Super Tuesday, with its mix of primaries and caucuses, has led to some interesting discussions about the merits (or lack thereof) of the latter. Rick Hasen argues that Congress should ban caucuses outright. Jonathan Bernstein has a response defending caucuses. Is Bernstein's defense of caucuses—which he concedes are on some level exclusionary and unfair—convincing?
Last night, as the Super Tuesday numbers rolled in and journalists scribbled furiously on their keyboards, little energy was wasted on the prospects of America’s favorite gold-loving goober, Ron Paul. He won 47 delegates in all, just a tad shy of the 1,144 needed to seal up the nomination. He made his end-of-the-night speech against the backdrop of a white curtain, with no smiling supporters or even a stage to aid the visual. His best finish was in North Dakota, where he came in second with 28 percent of the vote; he also secured third place finishes in Idaho and Alaska, with 18 and 24 percent of the vote, respectively.
Newt Gingrich had a terrible Super Tuesday. Yes, yes, he won Georgia, his home state, going away. But he not only failed to win any of the other nine states that held elections, he failed to place second in any of them as well. He came in third in the other two Southern states that held contests—Tennessee and Oklahoma. In five states—Alaska, Idaho, Massachusetts, North Dakota, and Vermont—he ran fourth, behind Ron Paul.
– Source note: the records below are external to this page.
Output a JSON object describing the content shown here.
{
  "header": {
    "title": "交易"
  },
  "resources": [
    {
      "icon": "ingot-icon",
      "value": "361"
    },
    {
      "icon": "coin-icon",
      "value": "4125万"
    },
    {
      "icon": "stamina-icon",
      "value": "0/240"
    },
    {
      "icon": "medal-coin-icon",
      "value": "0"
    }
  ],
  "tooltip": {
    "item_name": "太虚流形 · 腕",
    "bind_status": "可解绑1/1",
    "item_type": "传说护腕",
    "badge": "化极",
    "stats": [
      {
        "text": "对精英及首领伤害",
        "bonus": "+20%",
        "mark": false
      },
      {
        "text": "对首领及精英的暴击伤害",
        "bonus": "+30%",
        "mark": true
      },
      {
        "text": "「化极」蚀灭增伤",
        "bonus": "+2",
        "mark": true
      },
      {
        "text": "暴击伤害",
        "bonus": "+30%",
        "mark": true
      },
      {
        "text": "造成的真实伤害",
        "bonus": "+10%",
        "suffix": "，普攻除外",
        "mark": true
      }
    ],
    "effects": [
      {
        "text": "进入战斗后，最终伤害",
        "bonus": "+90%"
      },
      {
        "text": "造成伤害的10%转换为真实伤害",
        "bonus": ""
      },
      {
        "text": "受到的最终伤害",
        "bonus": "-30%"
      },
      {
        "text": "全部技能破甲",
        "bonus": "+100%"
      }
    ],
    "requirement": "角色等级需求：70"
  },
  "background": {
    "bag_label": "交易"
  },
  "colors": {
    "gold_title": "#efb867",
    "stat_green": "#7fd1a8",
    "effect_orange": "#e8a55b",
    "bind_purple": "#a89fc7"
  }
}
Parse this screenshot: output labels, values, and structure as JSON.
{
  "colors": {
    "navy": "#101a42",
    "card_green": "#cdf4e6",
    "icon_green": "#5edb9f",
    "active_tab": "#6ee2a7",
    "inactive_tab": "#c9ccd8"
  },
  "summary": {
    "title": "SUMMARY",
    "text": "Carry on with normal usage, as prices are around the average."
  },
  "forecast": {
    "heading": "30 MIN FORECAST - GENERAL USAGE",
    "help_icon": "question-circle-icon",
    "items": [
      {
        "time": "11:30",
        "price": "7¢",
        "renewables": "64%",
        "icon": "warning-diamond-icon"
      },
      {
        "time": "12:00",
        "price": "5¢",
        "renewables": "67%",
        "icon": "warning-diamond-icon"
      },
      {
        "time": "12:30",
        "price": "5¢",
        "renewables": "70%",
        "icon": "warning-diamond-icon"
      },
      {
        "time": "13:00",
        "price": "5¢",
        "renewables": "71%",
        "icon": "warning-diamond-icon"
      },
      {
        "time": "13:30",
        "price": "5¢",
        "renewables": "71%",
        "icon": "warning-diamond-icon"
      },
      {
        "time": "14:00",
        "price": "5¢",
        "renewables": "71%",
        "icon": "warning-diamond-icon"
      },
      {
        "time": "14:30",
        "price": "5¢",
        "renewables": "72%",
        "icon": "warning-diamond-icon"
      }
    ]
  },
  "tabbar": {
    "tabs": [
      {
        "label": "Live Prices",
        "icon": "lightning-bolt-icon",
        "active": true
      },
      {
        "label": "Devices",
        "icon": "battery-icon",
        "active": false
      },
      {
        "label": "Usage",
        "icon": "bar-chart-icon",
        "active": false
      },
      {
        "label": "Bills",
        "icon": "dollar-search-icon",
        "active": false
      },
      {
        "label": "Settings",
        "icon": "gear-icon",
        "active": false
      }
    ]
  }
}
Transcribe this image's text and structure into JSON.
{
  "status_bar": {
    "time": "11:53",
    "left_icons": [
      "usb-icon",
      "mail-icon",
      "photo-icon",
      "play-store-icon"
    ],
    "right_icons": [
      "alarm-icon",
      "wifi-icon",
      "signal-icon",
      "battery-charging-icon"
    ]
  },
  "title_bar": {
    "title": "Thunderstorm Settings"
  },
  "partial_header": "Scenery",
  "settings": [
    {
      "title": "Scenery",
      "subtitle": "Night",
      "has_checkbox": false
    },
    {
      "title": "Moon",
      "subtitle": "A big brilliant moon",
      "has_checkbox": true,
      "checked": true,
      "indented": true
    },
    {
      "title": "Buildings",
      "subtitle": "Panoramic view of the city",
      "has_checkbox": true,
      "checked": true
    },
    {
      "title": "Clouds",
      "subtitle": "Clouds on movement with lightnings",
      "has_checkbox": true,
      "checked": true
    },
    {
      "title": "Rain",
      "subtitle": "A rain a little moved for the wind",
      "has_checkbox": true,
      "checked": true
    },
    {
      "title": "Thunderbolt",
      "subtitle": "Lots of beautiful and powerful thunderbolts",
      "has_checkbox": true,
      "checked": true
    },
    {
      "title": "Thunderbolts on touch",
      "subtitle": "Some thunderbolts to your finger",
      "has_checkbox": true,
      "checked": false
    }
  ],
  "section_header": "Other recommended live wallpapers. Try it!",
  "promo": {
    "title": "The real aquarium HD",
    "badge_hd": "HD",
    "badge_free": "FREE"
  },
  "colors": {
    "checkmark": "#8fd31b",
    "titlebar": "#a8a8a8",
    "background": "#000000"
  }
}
Super Tuesday once was super. Progressives of a certain age will never forget the fun of the first edition in 1988. Conservative Democrats had dreamt up a March day of nine Southern primaries that would guarantee no “unelectable” liberal could win the party’s nomination. The geniuses forgot, though, that most Southern Democrats were not actually white moderates or conservatives. The scheme backfired spectacularly, with the Reverend Jesse Jackson emerging as a viable contender and Michael Dukakis also faring well. Since then, the role of Super Tuesday has been considerably more banal: It almost always clinches the nomination for at least one party’s frontrunner. Bill Clinton, Bob Dole, George W.
Broad categorizations are an American specialty—after all, we are the nation of the Cosmo quiz, the seven highly effective habits, the red and blue state. In keeping with this tradition, it seems fitting that we break down the biggest primary day of the GOP race into an easily digestible taxonomy. Super Tuesday 2012: one day, four candidates, ten states, 434 delegates. Here's what you need to know.
Ohio, the Battleground
Who’s the favorite? Flip a coin. According to Five Thirty Eight, both Rick Santorum and Mitt Romney both have a 50 percent chance of winning.